Noises Off, Old Vic | Theatre reviews, news & interviews
Noises Off, Old Vic
Hilarious revival of Michael Frayn's modern classic
The play-within-a-play device has honourable antecedents - playwrights from Thomas Kyd and Anton Chekhov through to Bertolt Brecht and Tennessee Williams have flirted with it, while Shakespeare loved it so much that he used it in several of his plays, most famously in Hamlet. Michael Frayn had the idea for Noises Off, which he wrote in 1982, when he was standing in the wings at a performance of Chinamen (a one-act farce performed as part of The Two of Us), which he had written for the late Lynn Redgrave, and thought that the backstage goings-on were even funnier than the onstage action.
In Noises Off, a cast of actors are rehearsing "Nothing On", a dreadful sex farce, in a faded rep theatre in Weston-super-Mare (the Somerset seaside town that is coincidentally the setting for a recent TV sitcom). It's the type of play in which young girls run about in their undies, old men drop their trousers, a fake sheikh turns up, the set's several doors are opened and shut continually, and misunderstandings ensue.

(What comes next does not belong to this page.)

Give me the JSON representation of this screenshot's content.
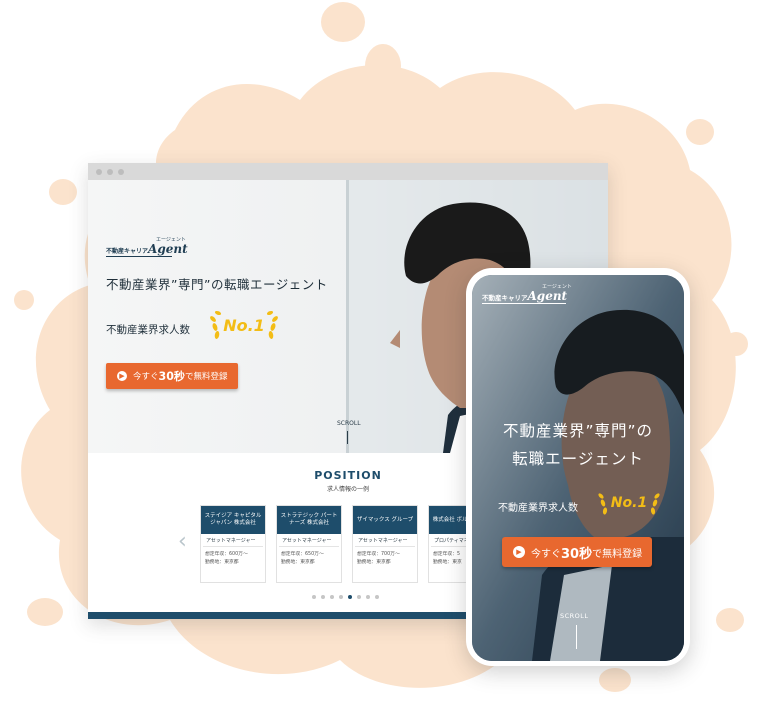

Philip and Flavia, the owners of a converted “16th-century posset mill”, are in tax exile in Spain but have returned secretly so that the taxman won't find out, a fact unknown to estate agent Roger, who is using the supposedly empty house for afternoon nookie with tax inspector Vicki.
There are times when so much great acting is going on it's difficult to know where to focus one's attention
Each of Noises Off's three acts is a performance of the first act of "Nothing On", and it opens as director Lloyd, who really would rather already be at his next job directing “proper” theatre in a production of Richard III, is running his cast through a technical rehearsal. It's midnight, they open later that day, and Dotty Otley (who plays the char Mrs Clackett) hasn't quite learned her part. When she asks if she's getting her words right, Lloyd replies: “Some of them have a familiar ring...”
But Dotty (Celia Imrie) is not the only problem Lloyd (Robert Glenister) has to contend with. Garry (who plays would-be lothario Roger) is incapable of verbalising a coherent thought while offering “helpful” notes to the director, while Vicki/Brooke (Amy Nuttall) is a blissfully gormless actress who is blind without her contact lenses and doesn't listen to anything said to her, least of all by Lloyd.
Subscribe to theartsdesk.com
Thank you for continuing to read our work on theartsdesk.com. For unlimited access to every article in its entirety, including our archive of more than 7,000 pieces, we're asking for £2.95 per month or £25 per year. We feel it's a very good deal, and hope you do too.
To take an annual subscription now simply click here.
And if you're looking for that extra gift for a friend or family member, why not treat them to a theartsdesk.com gift subscription?
Gillian Anderson seems born to play Blanche DuBois, in this inventive and intense rendering of the Williams classic
Production obstacles stop Gershwin's great score and a valiant cast from shining
Tony Kushner’s play chronicling Nazi ascent in Germany lacks punch
Slice of American esoterica appears stilted in UK debut
New play about paedophiles and the internet is visually dazzling, but just a bit too nice
Let the right Mormons in: a bit of everything in theartsdesk's tips
A joyous, ebullient adaptation whose real romance is with theatre itself
New play about the Crusades fails to communicate the lessons of history
An updating of Euripides which retains its mythical power
Brief encounters with the legendary New York diva
Or the importance of doing Wilde gracefully, in sensitively handled play-within-a-play
Lynn Nottage's Off Broadway hit is a London heartbreaker